I’ve been intrigued by the idea of making sculptures of ocean critters where the sculpture is reduced to the essence of the particular animal. The series called “Out of the Deep”, and the “Ancient Shark, Ancient Whale, and Ancient Manta” are all using this approach. Here I’ll use the example of “Ancient Manta I” to illustrate the modular construction.
The Effort and the Resulting Pieces

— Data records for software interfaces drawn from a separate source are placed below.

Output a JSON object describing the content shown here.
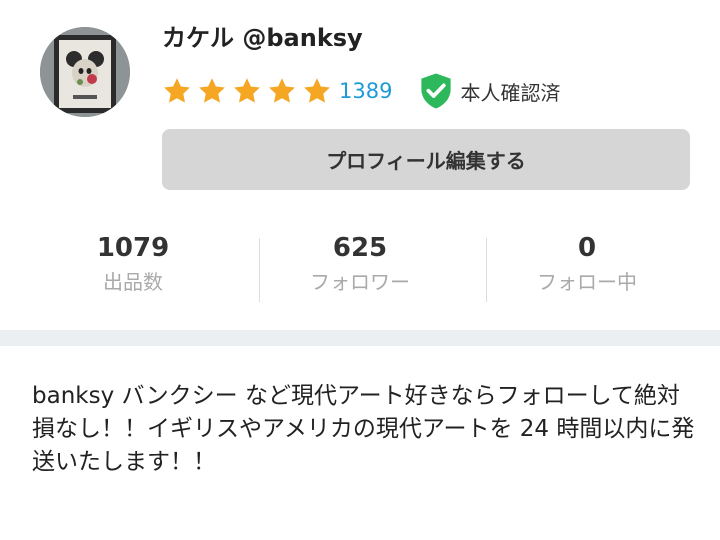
{
  "profile": {
    "display_name": "カケル @banksy",
    "avatar_icon": "framed-mouse-art-avatar",
    "rating": {
      "stars": 5,
      "max_stars": 5,
      "count": "1389",
      "star_color": "#f5a623"
    },
    "verified": {
      "label": "本人確認済",
      "icon": "shield-check-icon",
      "color": "#2eb85c"
    },
    "edit_button_label": "プロフィール編集する"
  },
  "stats": [
    {
      "value": "1079",
      "label": "出品数"
    },
    {
      "value": "625",
      "label": "フォロワー"
    },
    {
      "value": "0",
      "label": "フォロー中"
    }
  ],
  "bio": "banksy バンクシー など現代アート好きならフォローして絶対損なし！！イギリスやアメリカの現代アートを 24 時間以内に発送いたします！！"
}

This is a great picture to start with. The modules for these sculptures are pinched ropes of white earthenware clay. The clay ropes are 6-10 inches in length, and they were formed just a few minutes before an assembly. Here they are wet, and that’s why they are dark grey. The ropes are placed on top of each other to loosely form the shape of the animal, in this case, a manta ray. The assembly is on a triangular bisque platter, so I can move the entire assembly for drying to a different area
Here you see the assembled ropes after the bisque firing. The next step was to glaze each rope individually, and then the dried. glazed ropes are reassembled on top of a set of straight, 5 inch long kiln stilts. The stilts separate from the ropes relatively easily after the glaze firing, and ropes themselves are all “glued” in place by the solidified glaze. So, after the glaze firing, the entire assembled. “glaze-glued” manta can be lifted off the stilts.
Here is the assembled and glaze-glued manta on it’s back. This was Molten Rock glaze mixed with some White Cascade glaze. The white-looking areas on this image are reflecting the light, but they have the same brownish color as the rest of the piece.
This the final sculpture. The essence of the manta ray, the resilience, the sturdiness, and the ability to be one with the water are coming through in this piece.
The addition of the glass sheets, and then the pigments will be detailed in a separate technical blog.